## [WHAT YOU ARE ASKED TO DO]
Exclude the pictures, then repeat the remaining data exactly.

++++

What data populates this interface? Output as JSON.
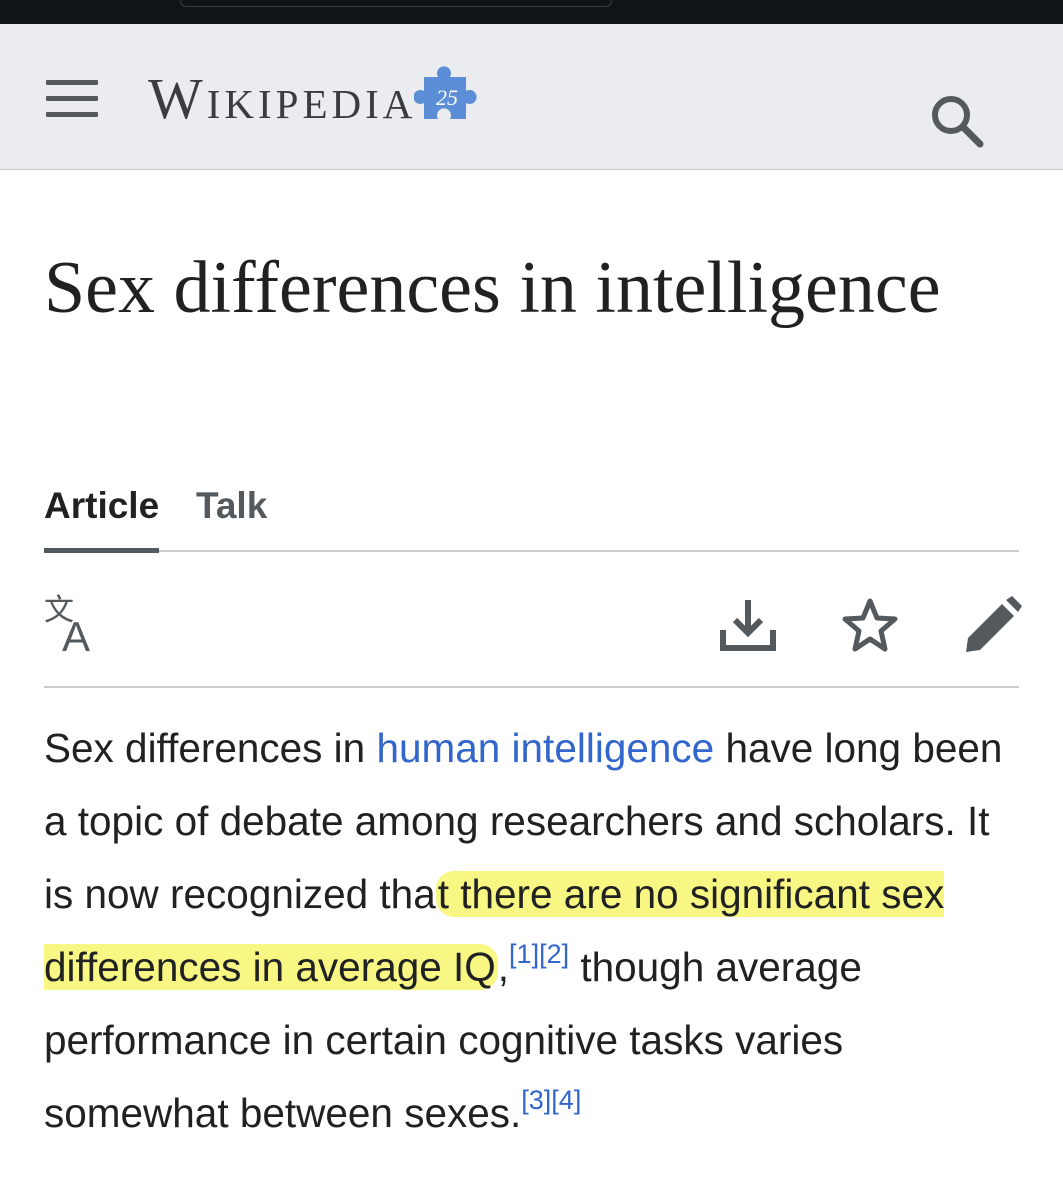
{
  "header": {
    "wordmark": "Wikipedia",
    "logo_badge": "25",
    "menu_icon": "hamburger-menu-icon",
    "search_icon": "search-icon"
  },
  "article": {
    "title": "Sex differences in intelligence",
    "tabs": [
      {
        "label": "Article",
        "selected": true
      },
      {
        "label": "Talk",
        "selected": false
      }
    ],
    "toolbar": {
      "language_icon": "language-icon",
      "download_icon": "download-icon",
      "watch_icon": "star-icon",
      "edit_icon": "pencil-icon"
    },
    "lead": {
      "t1": "Sex differences in ",
      "link": "human intelligence",
      "t2": " have long been a topic of debate among researchers and scholars. It is now recognized tha",
      "highlighted": "t there are no significant sex differences in average IQ",
      "t3": ",",
      "ref1": "[1]",
      "ref2": "[2]",
      "t4": " though average performance in certain cognitive tasks varies somewhat between sexes.",
      "ref3": "[3]",
      "ref4": "[4]"
    }
  },
  "colors": {
    "header_bg": "#eaecf0",
    "link": "#3366cc",
    "highlight": "#f4f340",
    "text": "#202122"
  }
}
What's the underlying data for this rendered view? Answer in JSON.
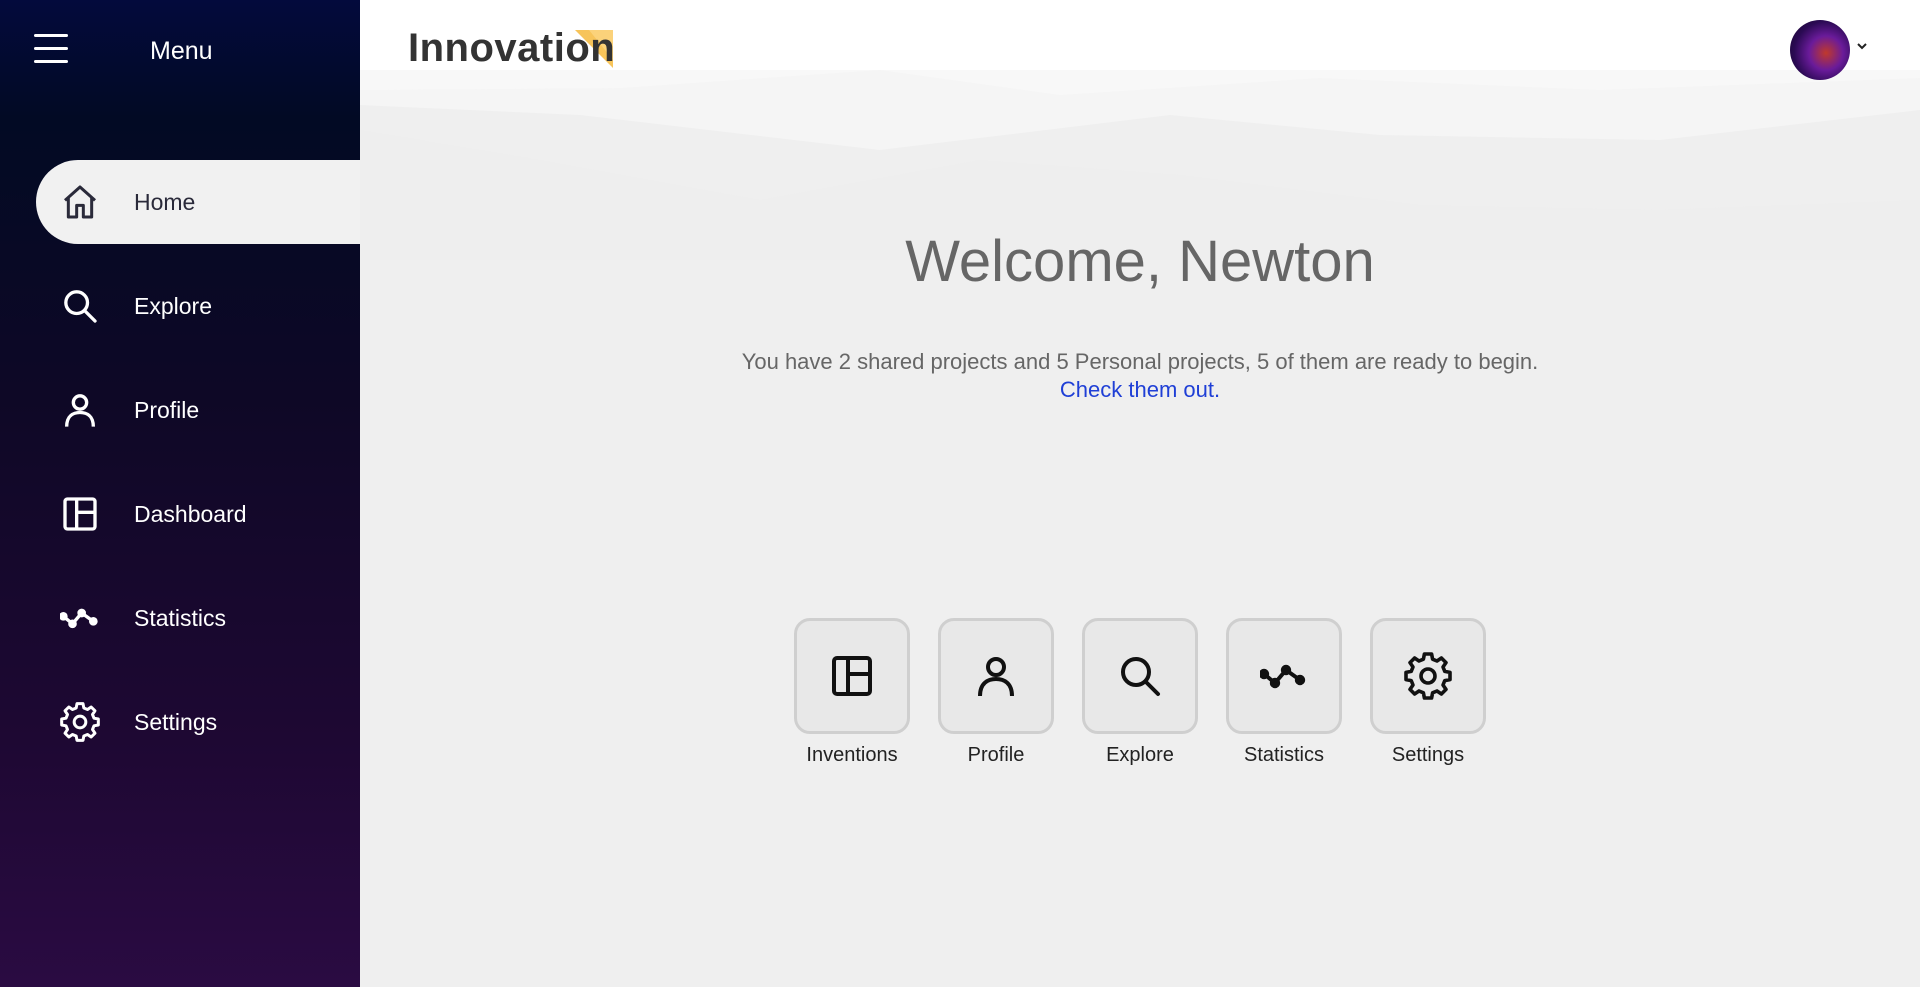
{
  "sidebar": {
    "menu_title": "Menu",
    "items": [
      {
        "label": "Home",
        "icon": "home-icon",
        "active": true
      },
      {
        "label": "Explore",
        "icon": "search-icon",
        "active": false
      },
      {
        "label": "Profile",
        "icon": "user-icon",
        "active": false
      },
      {
        "label": "Dashboard",
        "icon": "dashboard-icon",
        "active": false
      },
      {
        "label": "Statistics",
        "icon": "stats-icon",
        "active": false
      },
      {
        "label": "Settings",
        "icon": "gear-icon",
        "active": false
      }
    ]
  },
  "header": {
    "logo_text": "Innovation",
    "logo_accent_color": "#f7c45a"
  },
  "main": {
    "welcome": "Welcome, Newton",
    "summary": "You have 2 shared projects and 5 Personal projects, 5 of them are ready to begin.",
    "link": "Check them out.",
    "tiles": [
      {
        "label": "Inventions",
        "icon": "dashboard-icon"
      },
      {
        "label": "Profile",
        "icon": "user-icon"
      },
      {
        "label": "Explore",
        "icon": "search-icon"
      },
      {
        "label": "Statistics",
        "icon": "stats-icon"
      },
      {
        "label": "Settings",
        "icon": "gear-icon"
      }
    ]
  },
  "colors": {
    "sidebar_top": "#030a3c",
    "sidebar_bottom": "#2a0b42",
    "link": "#1f3fd6",
    "text": "#666666"
  }
}
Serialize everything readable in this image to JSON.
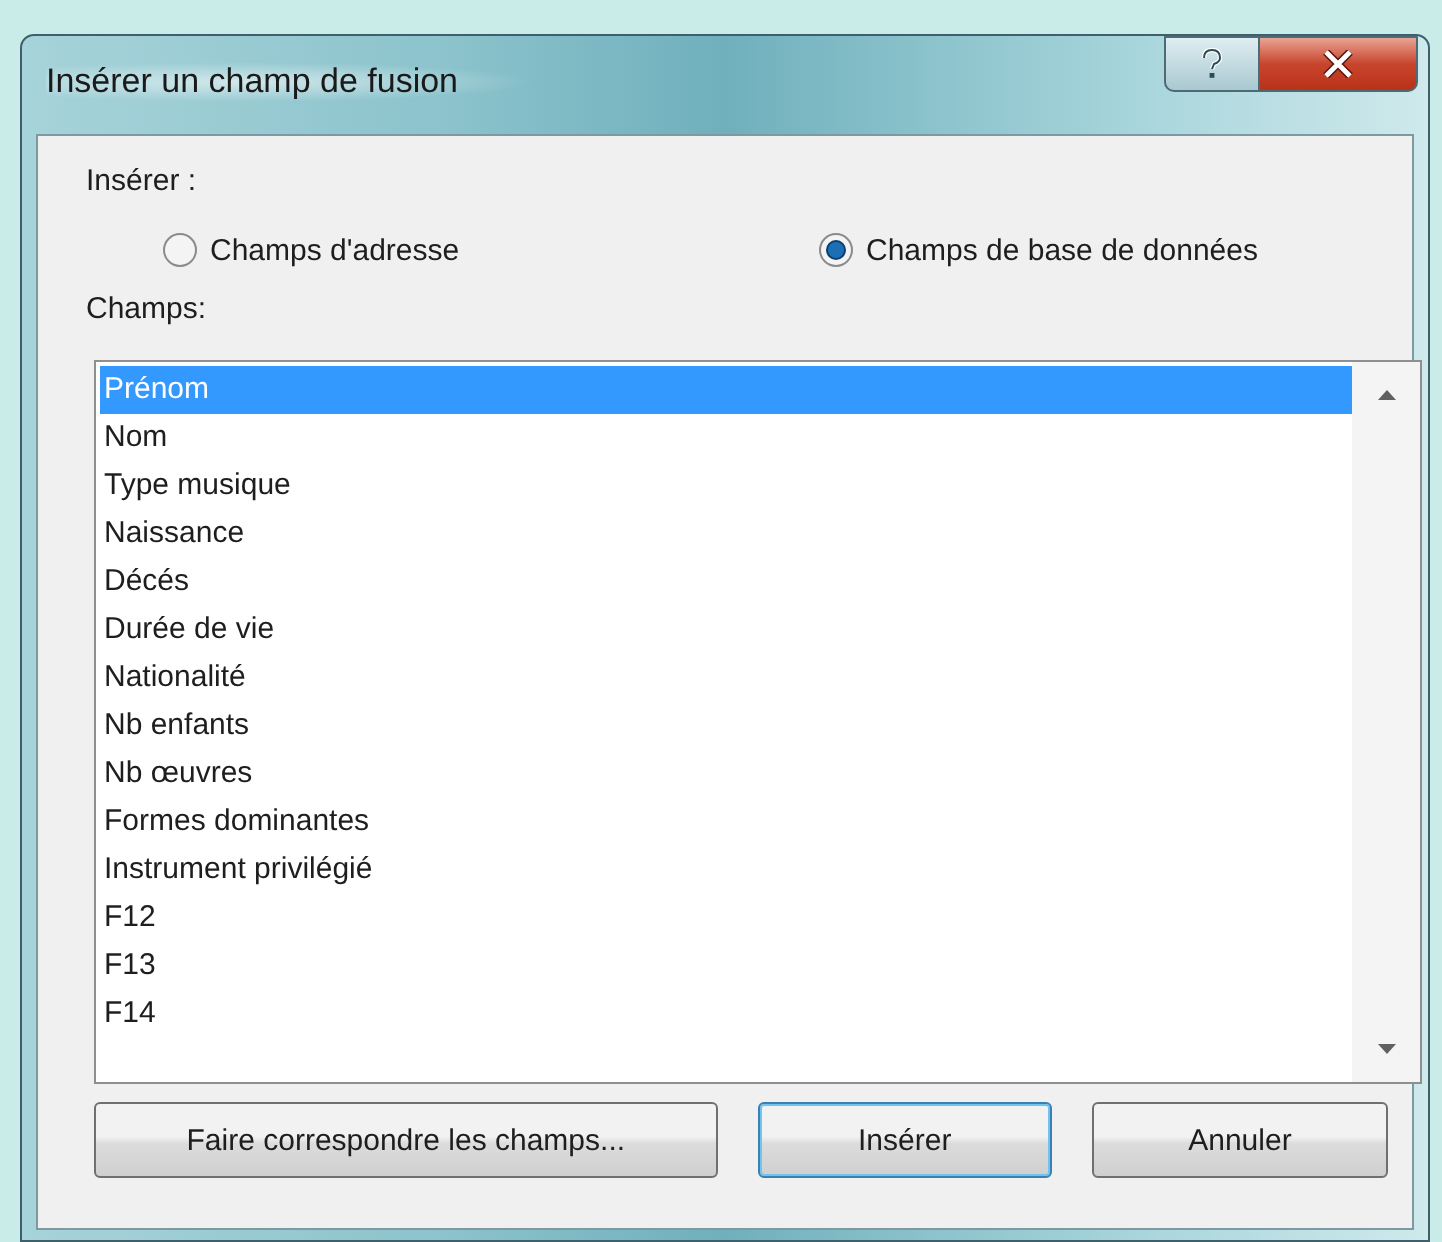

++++

## [WRITTEN ANSWER]
What data populates this interface? Output as JSON.
{
  "header": {
    "wordmark": "Wikipedia",
    "logo_badge": "25",
    "menu_icon": "hamburger-menu-icon",
    "search_icon": "search-icon"
  },
  "article": {
    "title": "Sex differences in intelligence",
    "tabs": [
      {
        "label": "Article",
        "selected": true
      },
      {
        "label": "Talk",
        "selected": false
      }
    ],
    "toolbar": {
      "language_icon": "language-icon",
      "download_icon": "download-icon",
      "watch_icon": "star-icon",
      "edit_icon": "pencil-icon"
    },
    "lead": {
      "t1": "Sex differences in ",
      "link": "human intelligence",
      "t2": " have long been a topic of debate among researchers and scholars. It is now recognized tha",
      "highlighted": "t there are no significant sex differences in average IQ",
      "t3": ",",
      "ref1": "[1]",
      "ref2": "[2]",
      "t4": " though average performance in certain cognitive tasks varies somewhat between sexes.",
      "ref3": "[3]",
      "ref4": "[4]"
    }
  },
  "colors": {
    "header_bg": "#eaecf0",
    "link": "#3366cc",
    "highlight": "#f4f340",
    "text": "#202122"
  }
}
What's the underlying data for this rendered view? Answer in JSON.
{
  "sidebar": {
    "menu_title": "Menu",
    "items": [
      {
        "label": "Home",
        "icon": "home-icon",
        "active": true
      },
      {
        "label": "Explore",
        "icon": "search-icon",
        "active": false
      },
      {
        "label": "Profile",
        "icon": "user-icon",
        "active": false
      },
      {
        "label": "Dashboard",
        "icon": "dashboard-icon",
        "active": false
      },
      {
        "label": "Statistics",
        "icon": "stats-icon",
        "active": false
      },
      {
        "label": "Settings",
        "icon": "gear-icon",
        "active": false
      }
    ]
  },
  "header": {
    "logo_text": "Innovation",
    "logo_accent_color": "#f7c45a"
  },
  "main": {
    "welcome": "Welcome, Newton",
    "summary": "You have 2 shared projects and 5 Personal projects, 5 of them are ready to begin.",
    "link": "Check them out.",
    "tiles": [
      {
        "label": "Inventions",
        "icon": "dashboard-icon"
      },
      {
        "label": "Profile",
        "icon": "user-icon"
      },
      {
        "label": "Explore",
        "icon": "search-icon"
      },
      {
        "label": "Statistics",
        "icon": "stats-icon"
      },
      {
        "label": "Settings",
        "icon": "gear-icon"
      }
    ]
  },
  "colors": {
    "sidebar_top": "#030a3c",
    "sidebar_bottom": "#2a0b42",
    "link": "#1f3fd6",
    "text": "#666666"
  }
}
Serialize everything readable in this image to JSON.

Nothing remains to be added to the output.